The fifth edition of Illustration Week in Tel Aviv brings the question of “what is illustration?” front and center. Many of the exhibitions forming this city happening attempt to break the traditional boundaries and re-calibrate our definitions.
Founder of Illustration Week, Yuval Saar (friend and colleague), says the actual question and the quest it brings with it are far more important than any answer. However, as a rule, Saar asserts that the artist’s intention is the guiding line and sets it apart from graphic design, architecture, jewelry making, textile art, sculpture or any other form of art. Moreover, illustrations are usually associated with trivial and humoristic subjects, while here one might find exhibitions tackling issues of trauma and distress. Artists working on these non-defined boundaries are the ones that fascinated me the most.
In “Family Gathering” artists Amit Trainin, Itzik Rennert and Yana Bukler dealt with their own family’s history, focusing on their most painful periods. When entering Trainin’s space one has to stop for a moment to marvel the hand painted scenery under the Ottoman arches. He painted his Kibbutz buildings under heavy snow, which is not characteristic but represents a precious childhood memory. On the floor there are pillows arranged with illustrations and a few words, which look from a far like newspaper cartoons. Looking closely, these are all traumatizing sentences Trainin and his peers used to hear from their care takers in the Kibbutz, when the prevailing custom was for all kids to sleep together, separate from their parents.
Left to right: If you run we'll lock you in the room; At night some parents become monsters; Stop talking or we'll slice your tongue off with a knife.
Rennert ceased this opportunity to engage with the issue of the holocaust in a very personal way. He drew his family free-hand after some old pictures, narrating in hand writing directly on the wall and on sheets of paper the story of the ones that survived and the ones that didn’t. Reading through these walls it feels like peeping into a personal diary. Rennert worked on this exhibition for four full days without knowing what the final outcome will look like, and so the viewer is joining the artist on a therapeutic journey.
Bukler’s work also refers to her family’s history during the holocaust, of which she learned of rather late in her life.
Atar, Jaffa Museum, 10 Mifratz Shlomo promenade, Old Jaffa
“Out of Line” is a duet between two artists working in very different materials: Jerry Shai Sarig presents floating embroideries based on single line illustrations of busy imagined scenes. Ronit Bachar presents life size images of people jumping up in the air, made in laser-cut thin metal. These images create shadows on the wall, which are an intrinsic part of the artwork. Curator Hagit Peleg Rotem (a friend and colleague) picks up on the common aesthetics between the two, featuring the single black line in hanging artifacts. Nevertheless, there is more to it, she says – the ephemeral notion of the artworks contrasts with the material. The transference process both artists use – Shai Sarig from drawing to embroidery and Bachar from photography to metal – resonates common industrial processes.
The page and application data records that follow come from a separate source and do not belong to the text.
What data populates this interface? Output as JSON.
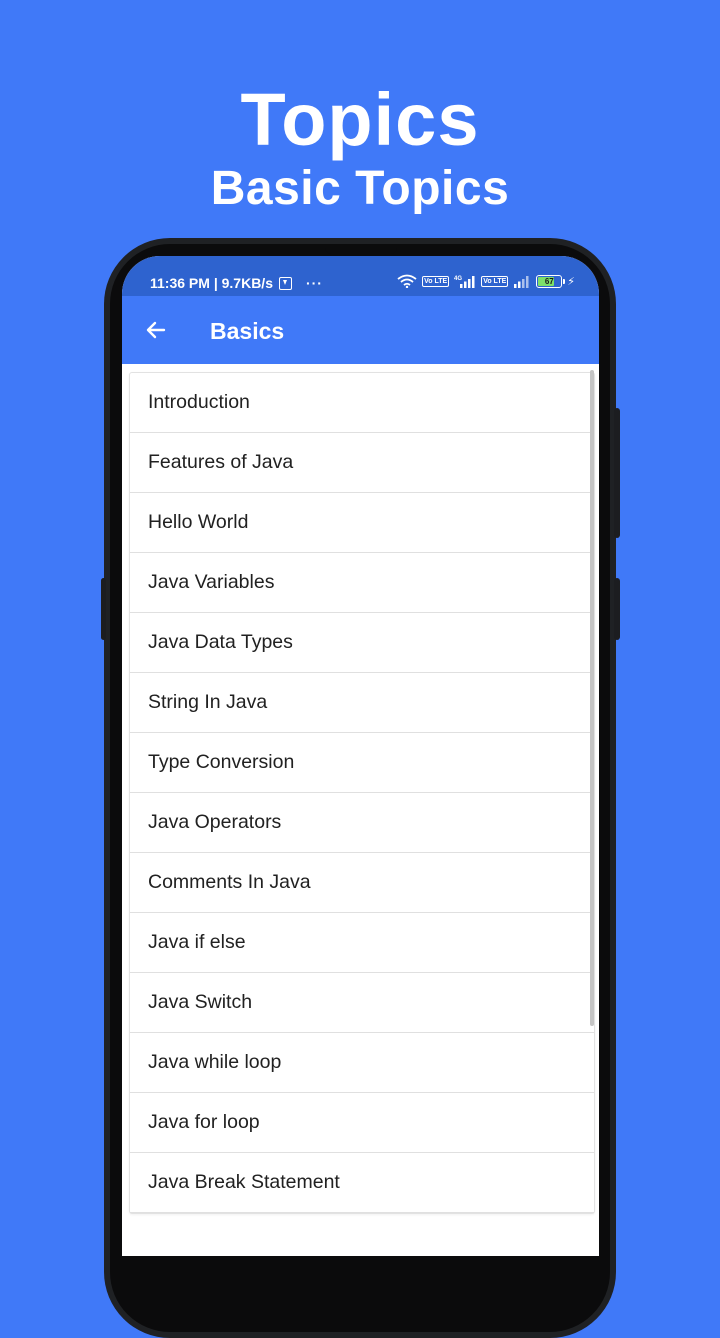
{
  "hero": {
    "title": "Topics",
    "subtitle": "Basic Topics"
  },
  "status_bar": {
    "time_speed": "11:36 PM | 9.7KB/s",
    "dots": "···",
    "battery": "67",
    "network_label": "4G",
    "volte_label": "Vo LTE"
  },
  "app_bar": {
    "title": "Basics"
  },
  "topics": {
    "items": [
      "Introduction",
      "Features of Java",
      "Hello World",
      "Java Variables",
      "Java Data Types",
      "String In Java",
      "Type Conversion",
      "Java Operators",
      "Comments In Java",
      "Java if else",
      "Java Switch",
      "Java while loop",
      "Java for loop",
      "Java Break Statement"
    ]
  },
  "colors": {
    "background": "#4079F8",
    "status_bar": "#2E63CF",
    "app_bar": "#4079F8",
    "battery": "#7DE06A"
  },
  "icons": {
    "back": "back-arrow-icon",
    "wifi": "wifi-icon",
    "signal": "signal-icon",
    "download": "download-icon",
    "charging": "charging-bolt-icon"
  }
}
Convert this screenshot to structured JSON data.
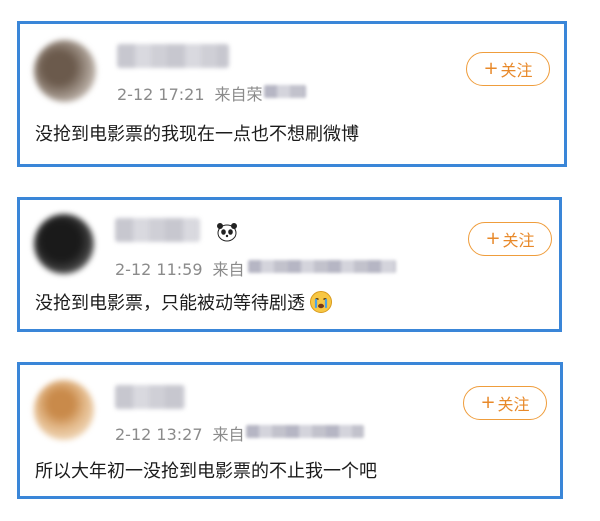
{
  "posts": [
    {
      "time": "2-12 17:21",
      "source_prefix": "来自荣",
      "follow_plus": "+",
      "follow_label": "关注",
      "content": "没抢到电影票的我现在一点也不想刷微博"
    },
    {
      "time": "2-12 11:59",
      "source_prefix": "来自",
      "follow_plus": "+",
      "follow_label": "关注",
      "content": "没抢到电影票，只能被动等待剧透",
      "badge_icon": "panda-icon",
      "emoji_icon": "crying-face-icon"
    },
    {
      "time": "2-12 13:27",
      "source_prefix": "来自",
      "follow_plus": "+",
      "follow_label": "关注",
      "content": "所以大年初一没抢到电影票的不止我一个吧"
    }
  ],
  "colors": {
    "card_border": "#3a86d8",
    "follow_accent": "#e8892a",
    "meta_text": "#8b8b8b"
  }
}
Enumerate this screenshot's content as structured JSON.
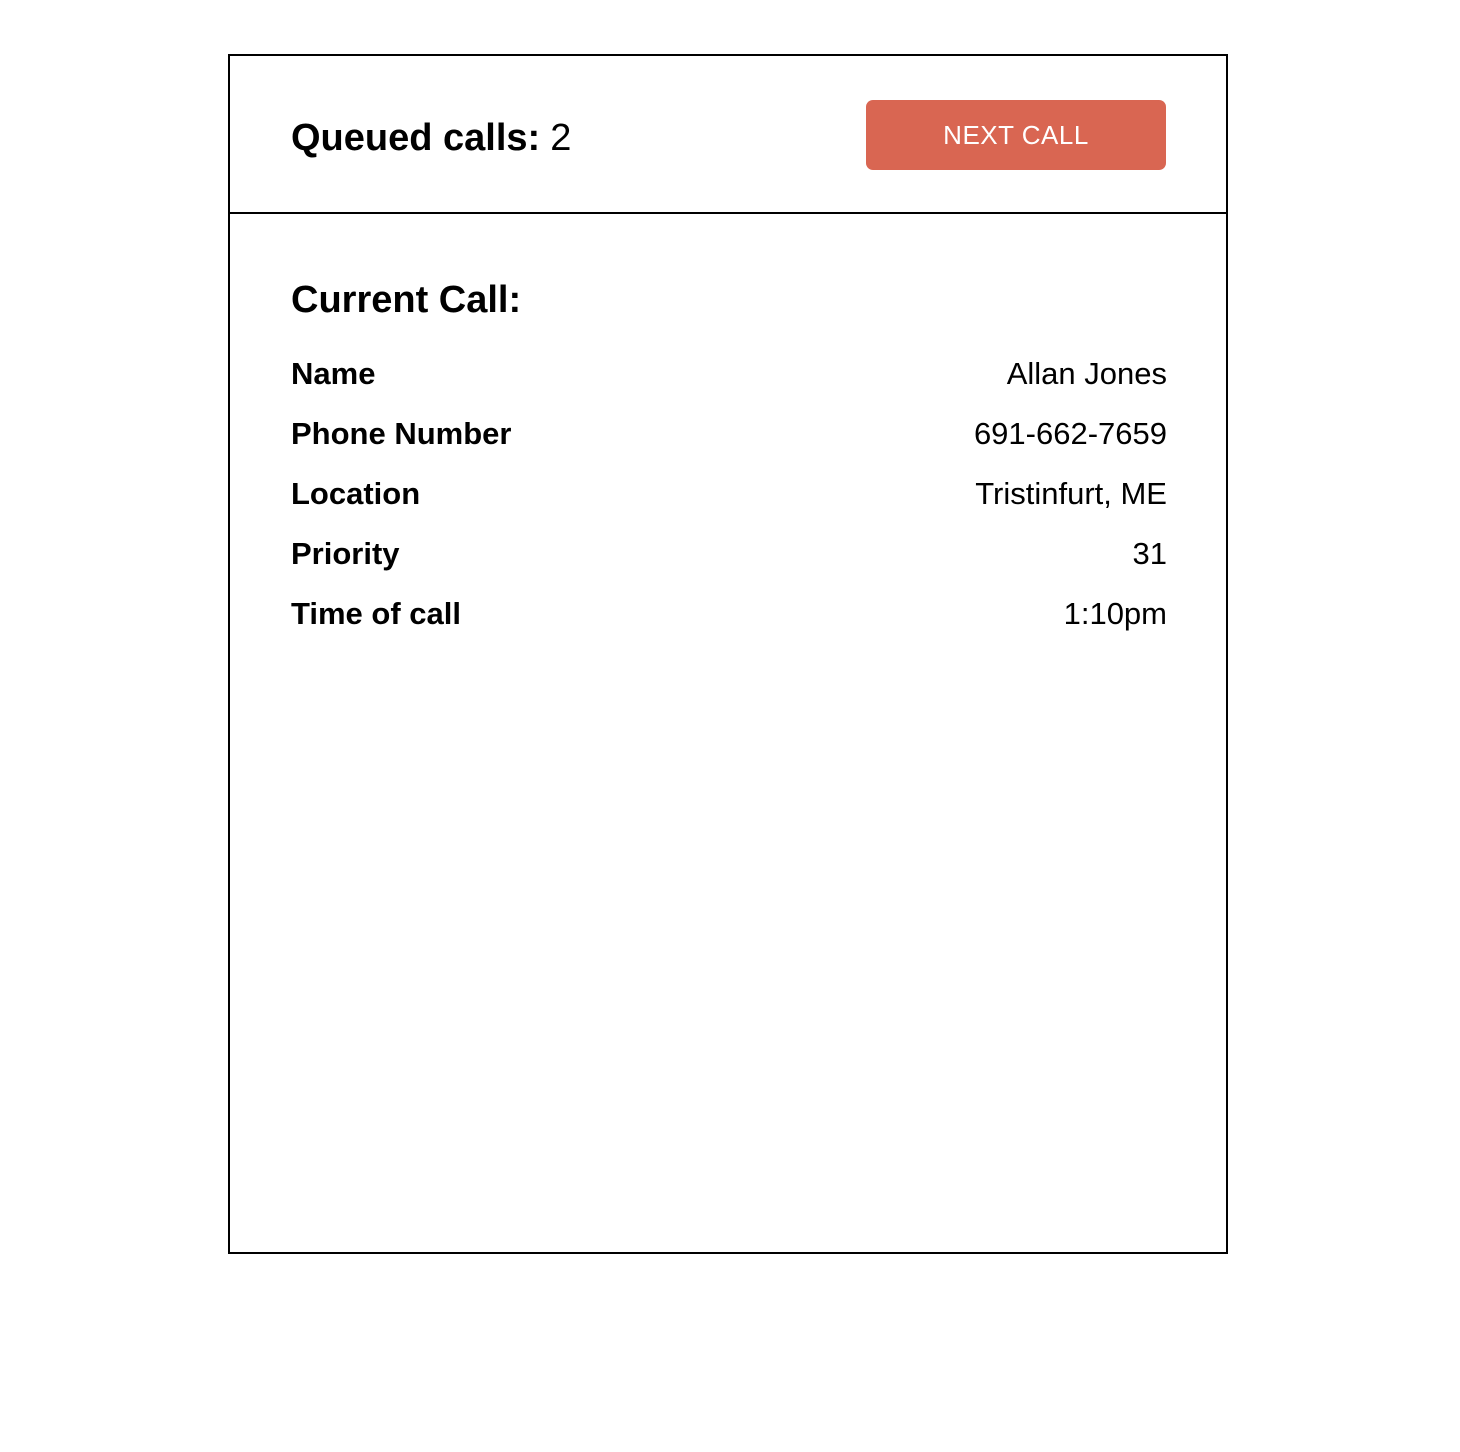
{
  "header": {
    "queue_label": "Queued calls:",
    "queue_count": "2",
    "next_call_label": "NEXT CALL",
    "button_color": "#d96652"
  },
  "current_call": {
    "title": "Current Call:",
    "fields": [
      {
        "label": "Name",
        "value": "Allan Jones"
      },
      {
        "label": "Phone Number",
        "value": "691-662-7659"
      },
      {
        "label": "Location",
        "value": "Tristinfurt, ME"
      },
      {
        "label": "Priority",
        "value": "31"
      },
      {
        "label": "Time of call",
        "value": "1:10pm"
      }
    ]
  }
}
Old Jaffa Gallery, 3 Kikar Kdumim sq., Old Jaffa
Another interesting application of illustration in textile is by Aviv Keller. Keller is presenting together with artist Lilach Madar in her studio. The two interpreted photographs of ancient Hellenic sculptures in their own artistic language. The work Keller is doing in stitching and sowing the fabrics into images is incredible.
12 Mazal Dagim alley, Jaffa
The question of how would an Israeli home will look like in thirty years time, was the one leading the participants in the exhibition at the Architect’s House Gallery. Curators Limor Yosifon Goldman and Dana Gordon started the process early on, offering participants regular meetings and lectures to enable them to develop their ideas. The result is thought provoking.
Tamara Efrat and Yoav Peled challenge the concept of a permanent dwelling residence. They presume the future home will be transient, but at the same time people will prefer their familiar surroundings. For this end they came up with “Copy Without a Source” – a wide round curtain on which the familiar surrounding is printed, which one can place anywhere and feel at home. The actual experience in this space is interesting as there are no corners, the folding of the curtain presents a wavy environment, which is also echoed in the soft movement of the drapes, and provides an experience of full detachment.
Architect Rony Avitzur has thought of a future solution to a current problem, which she foresees will become more and more acute. While “normal” houses are designed for “normal” families, this normality does not apply in many cases. Avitzur offers visitors to design their homes in an open wooden capsule, according to their needs – give up the kitchen if you don’t cook, add working space or dressing room if you need it. This is done using illustrated wooden Tetris bricks that will make up a tailor-made home.
Architect House Gallery, 15 HaMigdalor st., Jaffa
This was only a small taste of Illustration Week 2018, which opened my eyes to innovative applications of illustration.
Illustration Week - 15-24.11.2018 throughout Tel-Aviv Jaffa.